● **Information shown**
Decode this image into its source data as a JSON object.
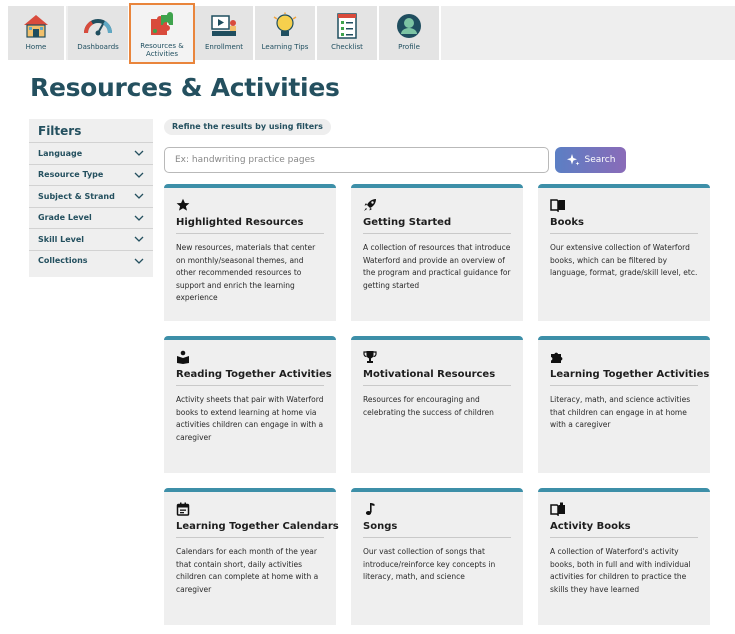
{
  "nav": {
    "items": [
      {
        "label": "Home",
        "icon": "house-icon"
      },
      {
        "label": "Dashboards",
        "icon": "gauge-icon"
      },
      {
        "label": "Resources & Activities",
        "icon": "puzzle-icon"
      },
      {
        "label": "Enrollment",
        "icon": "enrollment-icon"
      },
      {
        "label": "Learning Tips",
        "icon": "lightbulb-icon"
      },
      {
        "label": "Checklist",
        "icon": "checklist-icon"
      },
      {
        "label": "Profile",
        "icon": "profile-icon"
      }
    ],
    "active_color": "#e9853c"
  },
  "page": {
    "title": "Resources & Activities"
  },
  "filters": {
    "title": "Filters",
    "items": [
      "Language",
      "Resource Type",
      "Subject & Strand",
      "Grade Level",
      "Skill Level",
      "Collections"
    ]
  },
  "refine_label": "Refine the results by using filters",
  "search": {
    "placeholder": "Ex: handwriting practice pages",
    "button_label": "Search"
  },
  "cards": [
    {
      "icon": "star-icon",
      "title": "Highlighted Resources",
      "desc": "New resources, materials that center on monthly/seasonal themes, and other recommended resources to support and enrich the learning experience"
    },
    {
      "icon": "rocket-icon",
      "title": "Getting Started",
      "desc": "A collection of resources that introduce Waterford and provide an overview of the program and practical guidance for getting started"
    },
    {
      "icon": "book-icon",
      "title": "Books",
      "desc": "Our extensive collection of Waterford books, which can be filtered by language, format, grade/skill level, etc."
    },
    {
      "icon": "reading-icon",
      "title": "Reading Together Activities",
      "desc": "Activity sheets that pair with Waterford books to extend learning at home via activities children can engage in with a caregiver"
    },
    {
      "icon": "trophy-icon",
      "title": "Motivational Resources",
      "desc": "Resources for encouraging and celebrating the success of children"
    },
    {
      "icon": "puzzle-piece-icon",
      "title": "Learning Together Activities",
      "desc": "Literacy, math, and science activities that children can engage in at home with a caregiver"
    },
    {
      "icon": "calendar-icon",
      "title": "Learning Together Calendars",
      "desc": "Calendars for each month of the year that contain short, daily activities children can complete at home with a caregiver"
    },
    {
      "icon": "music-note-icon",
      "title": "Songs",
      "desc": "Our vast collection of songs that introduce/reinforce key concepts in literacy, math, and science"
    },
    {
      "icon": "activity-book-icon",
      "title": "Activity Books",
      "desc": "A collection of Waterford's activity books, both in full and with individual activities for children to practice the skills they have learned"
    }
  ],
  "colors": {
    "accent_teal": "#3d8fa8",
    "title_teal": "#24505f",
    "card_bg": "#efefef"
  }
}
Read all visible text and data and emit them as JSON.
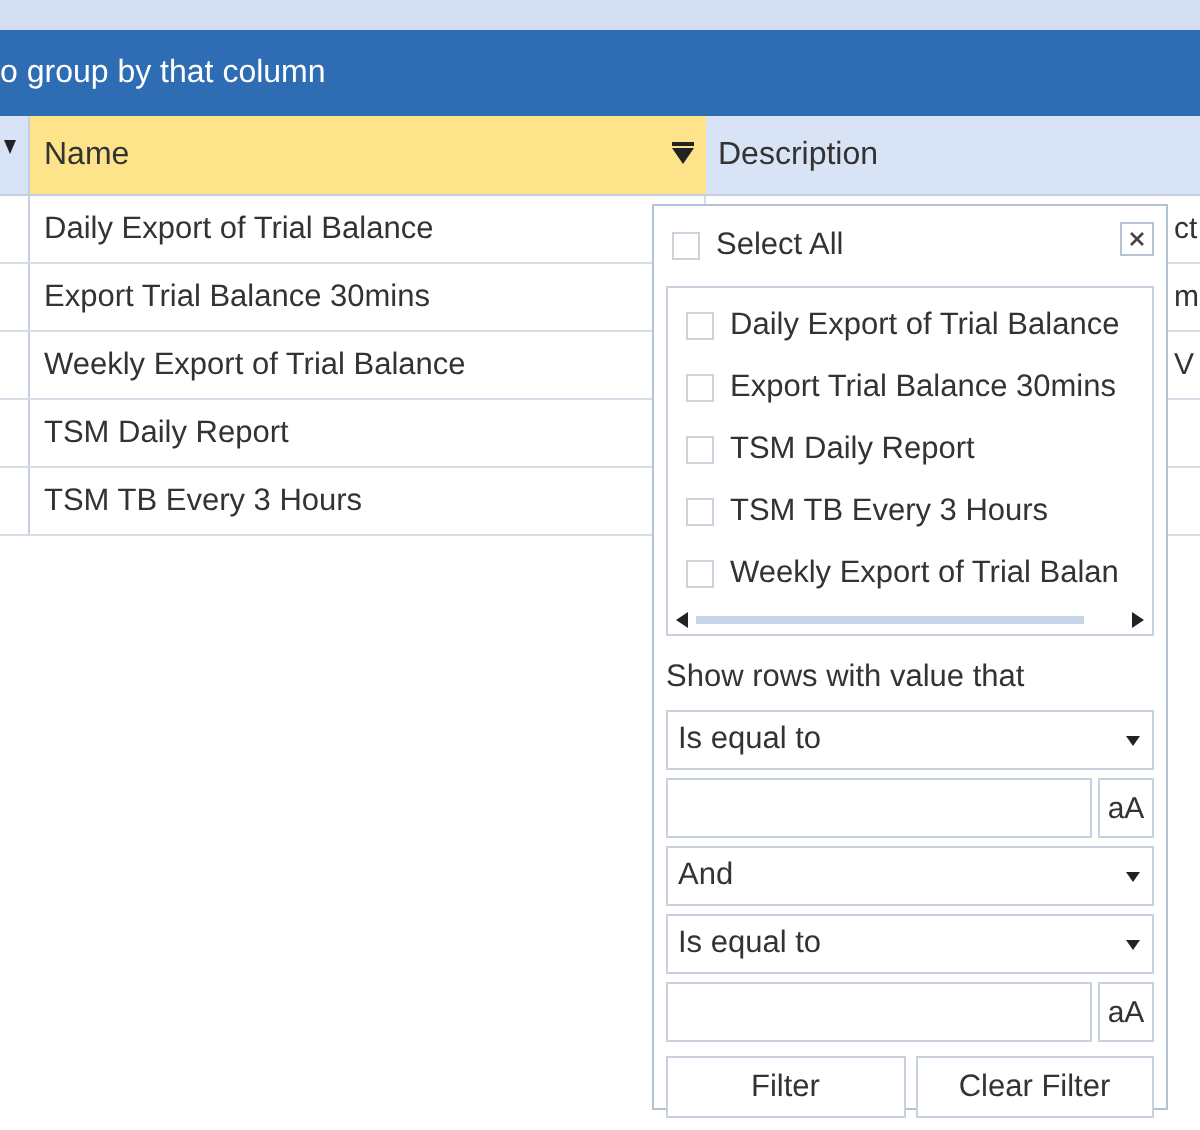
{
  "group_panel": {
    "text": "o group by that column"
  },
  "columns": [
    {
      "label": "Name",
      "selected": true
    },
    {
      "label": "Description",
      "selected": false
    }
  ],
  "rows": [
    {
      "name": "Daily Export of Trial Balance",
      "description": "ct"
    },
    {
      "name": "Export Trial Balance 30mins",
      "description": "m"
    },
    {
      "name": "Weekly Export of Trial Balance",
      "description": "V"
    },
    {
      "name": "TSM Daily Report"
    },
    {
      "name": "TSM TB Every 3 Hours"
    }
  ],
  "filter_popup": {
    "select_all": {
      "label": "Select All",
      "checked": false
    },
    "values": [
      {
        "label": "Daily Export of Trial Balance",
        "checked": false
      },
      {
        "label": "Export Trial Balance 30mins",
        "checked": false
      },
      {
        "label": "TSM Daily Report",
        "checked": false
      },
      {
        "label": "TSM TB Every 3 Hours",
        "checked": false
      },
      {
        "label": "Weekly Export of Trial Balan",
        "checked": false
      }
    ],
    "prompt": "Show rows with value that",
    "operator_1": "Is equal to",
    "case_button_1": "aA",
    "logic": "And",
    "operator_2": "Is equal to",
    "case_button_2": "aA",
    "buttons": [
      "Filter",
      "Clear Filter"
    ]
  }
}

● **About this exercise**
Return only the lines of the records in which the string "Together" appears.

● **Answer box**
      "title": "Reading Together Activities",
      "title": "Learning Together Activities",
      "title": "Learning Together Calendars",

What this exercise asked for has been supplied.